EXERCISE: The full set of records needs to be retyped exactly.

RECORDS:
◆ ◆ ◆ ◆

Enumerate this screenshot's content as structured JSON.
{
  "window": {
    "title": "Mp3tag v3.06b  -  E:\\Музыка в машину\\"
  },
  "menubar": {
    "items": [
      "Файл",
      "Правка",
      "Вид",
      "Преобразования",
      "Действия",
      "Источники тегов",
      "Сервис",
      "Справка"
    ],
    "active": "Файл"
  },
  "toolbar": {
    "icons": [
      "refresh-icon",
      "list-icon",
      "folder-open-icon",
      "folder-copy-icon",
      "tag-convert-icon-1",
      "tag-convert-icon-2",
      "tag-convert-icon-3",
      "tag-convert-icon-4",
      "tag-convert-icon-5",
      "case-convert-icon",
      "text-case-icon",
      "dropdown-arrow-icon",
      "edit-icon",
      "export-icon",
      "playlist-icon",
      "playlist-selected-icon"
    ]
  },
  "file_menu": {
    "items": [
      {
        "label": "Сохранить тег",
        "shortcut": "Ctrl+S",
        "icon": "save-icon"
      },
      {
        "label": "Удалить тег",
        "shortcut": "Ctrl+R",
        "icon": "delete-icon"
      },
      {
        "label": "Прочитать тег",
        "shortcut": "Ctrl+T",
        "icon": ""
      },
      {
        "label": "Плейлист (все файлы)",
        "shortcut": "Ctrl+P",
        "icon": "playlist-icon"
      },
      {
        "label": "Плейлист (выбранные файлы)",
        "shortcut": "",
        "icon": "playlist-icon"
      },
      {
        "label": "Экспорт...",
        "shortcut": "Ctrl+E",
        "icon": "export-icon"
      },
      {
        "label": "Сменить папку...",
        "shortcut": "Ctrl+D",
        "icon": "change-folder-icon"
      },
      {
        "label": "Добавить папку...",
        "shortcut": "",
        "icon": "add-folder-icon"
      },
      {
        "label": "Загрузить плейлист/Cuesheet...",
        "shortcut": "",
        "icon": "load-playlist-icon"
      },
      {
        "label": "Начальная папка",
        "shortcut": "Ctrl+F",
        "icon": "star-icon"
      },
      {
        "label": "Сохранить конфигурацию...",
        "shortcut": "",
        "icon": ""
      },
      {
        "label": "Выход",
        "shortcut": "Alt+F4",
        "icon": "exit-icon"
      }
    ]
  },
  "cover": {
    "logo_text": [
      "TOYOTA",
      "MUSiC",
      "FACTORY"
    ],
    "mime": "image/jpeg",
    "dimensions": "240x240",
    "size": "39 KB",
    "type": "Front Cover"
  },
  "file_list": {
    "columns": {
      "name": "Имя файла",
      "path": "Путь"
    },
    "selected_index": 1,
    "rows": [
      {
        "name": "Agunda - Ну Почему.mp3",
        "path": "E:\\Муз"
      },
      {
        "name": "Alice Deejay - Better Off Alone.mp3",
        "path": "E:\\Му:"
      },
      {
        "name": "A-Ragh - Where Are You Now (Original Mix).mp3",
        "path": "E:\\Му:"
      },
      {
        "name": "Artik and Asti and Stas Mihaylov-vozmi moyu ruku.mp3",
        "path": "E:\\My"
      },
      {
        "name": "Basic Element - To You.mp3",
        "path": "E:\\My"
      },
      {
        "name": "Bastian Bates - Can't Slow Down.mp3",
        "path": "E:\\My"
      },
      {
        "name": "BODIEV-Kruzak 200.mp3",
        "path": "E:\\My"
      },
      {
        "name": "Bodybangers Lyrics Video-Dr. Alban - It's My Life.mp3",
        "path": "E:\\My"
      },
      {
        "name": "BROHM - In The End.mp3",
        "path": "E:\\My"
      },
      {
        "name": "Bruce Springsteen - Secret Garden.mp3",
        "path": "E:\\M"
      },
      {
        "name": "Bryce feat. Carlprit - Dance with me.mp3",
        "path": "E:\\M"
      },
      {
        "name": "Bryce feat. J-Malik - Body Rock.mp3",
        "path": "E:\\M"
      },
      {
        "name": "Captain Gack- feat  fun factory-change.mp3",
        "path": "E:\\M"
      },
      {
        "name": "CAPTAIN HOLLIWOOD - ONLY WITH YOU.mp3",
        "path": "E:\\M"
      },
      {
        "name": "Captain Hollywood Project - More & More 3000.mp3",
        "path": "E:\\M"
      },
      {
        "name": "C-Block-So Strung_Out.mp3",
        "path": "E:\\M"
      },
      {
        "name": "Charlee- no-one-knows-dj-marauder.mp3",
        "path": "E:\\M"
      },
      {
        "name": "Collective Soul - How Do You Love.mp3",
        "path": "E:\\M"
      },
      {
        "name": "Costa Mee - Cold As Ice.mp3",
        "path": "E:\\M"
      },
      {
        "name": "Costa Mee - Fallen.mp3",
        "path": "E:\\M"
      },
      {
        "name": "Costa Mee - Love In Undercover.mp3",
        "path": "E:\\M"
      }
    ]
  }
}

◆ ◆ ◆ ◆

TASK RESULT:
Enumerate this screenshot's content as structured JSON.
{
  "window": {
    "title": "Mp3tag v3.06b  -  E:\\Музыка в машину\\"
  },
  "menubar": {
    "items": [
      "Файл",
      "Правка",
      "Вид",
      "Преобразования",
      "Действия",
      "Источники тегов",
      "Сервис",
      "Справка"
    ],
    "active": "Файл"
  },
  "toolbar": {
    "icons": [
      "refresh-icon",
      "list-icon",
      "folder-open-icon",
      "folder-copy-icon",
      "tag-convert-icon-1",
      "tag-convert-icon-2",
      "tag-convert-icon-3",
      "tag-convert-icon-4",
      "tag-convert-icon-5",
      "case-convert-icon",
      "text-case-icon",
      "dropdown-arrow-icon",
      "edit-icon",
      "export-icon",
      "playlist-icon",
      "playlist-selected-icon"
    ]
  },
  "file_menu": {
    "items": [
      {
        "label": "Сохранить тег",
        "shortcut": "Ctrl+S",
        "icon": "save-icon"
      },
      {
        "label": "Удалить тег",
        "shortcut": "Ctrl+R",
        "icon": "delete-icon"
      },
      {
        "label": "Прочитать тег",
        "shortcut": "Ctrl+T",
        "icon": ""
      },
      {
        "label": "Плейлист (все файлы)",
        "shortcut": "Ctrl+P",
        "icon": "playlist-icon"
      },
      {
        "label": "Плейлист (выбранные файлы)",
        "shortcut": "",
        "icon": "playlist-icon"
      },
      {
        "label": "Экспорт...",
        "shortcut": "Ctrl+E",
        "icon": "export-icon"
      },
      {
        "label": "Сменить папку...",
        "shortcut": "Ctrl+D",
        "icon": "change-folder-icon"
      },
      {
        "label": "Добавить папку...",
        "shortcut": "",
        "icon": "add-folder-icon"
      },
      {
        "label": "Загрузить плейлист/Cuesheet...",
        "shortcut": "",
        "icon": "load-playlist-icon"
      },
      {
        "label": "Начальная папка",
        "shortcut": "Ctrl+F",
        "icon": "star-icon"
      },
      {
        "label": "Сохранить конфигурацию...",
        "shortcut": "",
        "icon": ""
      },
      {
        "label": "Выход",
        "shortcut": "Alt+F4",
        "icon": "exit-icon"
      }
    ]
  },
  "cover": {
    "logo_text": [
      "TOYOTA",
      "MUSiC",
      "FACTORY"
    ],
    "mime": "image/jpeg",
    "dimensions": "240x240",
    "size": "39 KB",
    "type": "Front Cover"
  },
  "file_list": {
    "columns": {
      "name": "Имя файла",
      "path": "Путь"
    },
    "selected_index": 1,
    "rows": [
      {
        "name": "Agunda - Ну Почему.mp3",
        "path": "E:\\Муз"
      },
      {
        "name": "Alice Deejay - Better Off Alone.mp3",
        "path": "E:\\Му:"
      },
      {
        "name": "A-Ragh - Where Are You Now (Original Mix).mp3",
        "path": "E:\\Му:"
      },
      {
        "name": "Artik and Asti and Stas Mihaylov-vozmi moyu ruku.mp3",
        "path": "E:\\My"
      },
      {
        "name": "Basic Element - To You.mp3",
        "path": "E:\\My"
      },
      {
        "name": "Bastian Bates - Can't Slow Down.mp3",
        "path": "E:\\My"
      },
      {
        "name": "BODIEV-Kruzak 200.mp3",
        "path": "E:\\My"
      },
      {
        "name": "Bodybangers Lyrics Video-Dr. Alban - It's My Life.mp3",
        "path": "E:\\My"
      },
      {
        "name": "BROHM - In The End.mp3",
        "path": "E:\\My"
      },
      {
        "name": "Bruce Springsteen - Secret Garden.mp3",
        "path": "E:\\M"
      },
      {
        "name": "Bryce feat. Carlprit - Dance with me.mp3",
        "path": "E:\\M"
      },
      {
        "name": "Bryce feat. J-Malik - Body Rock.mp3",
        "path": "E:\\M"
      },
      {
        "name": "Captain Gack- feat  fun factory-change.mp3",
        "path": "E:\\M"
      },
      {
        "name": "CAPTAIN HOLLIWOOD - ONLY WITH YOU.mp3",
        "path": "E:\\M"
      },
      {
        "name": "Captain Hollywood Project - More & More 3000.mp3",
        "path": "E:\\M"
      },
      {
        "name": "C-Block-So Strung_Out.mp3",
        "path": "E:\\M"
      },
      {
        "name": "Charlee- no-one-knows-dj-marauder.mp3",
        "path": "E:\\M"
      },
      {
        "name": "Collective Soul - How Do You Love.mp3",
        "path": "E:\\M"
      },
      {
        "name": "Costa Mee - Cold As Ice.mp3",
        "path": "E:\\M"
      },
      {
        "name": "Costa Mee - Fallen.mp3",
        "path": "E:\\M"
      },
      {
        "name": "Costa Mee - Love In Undercover.mp3",
        "path": "E:\\M"
      }
    ]
  }
}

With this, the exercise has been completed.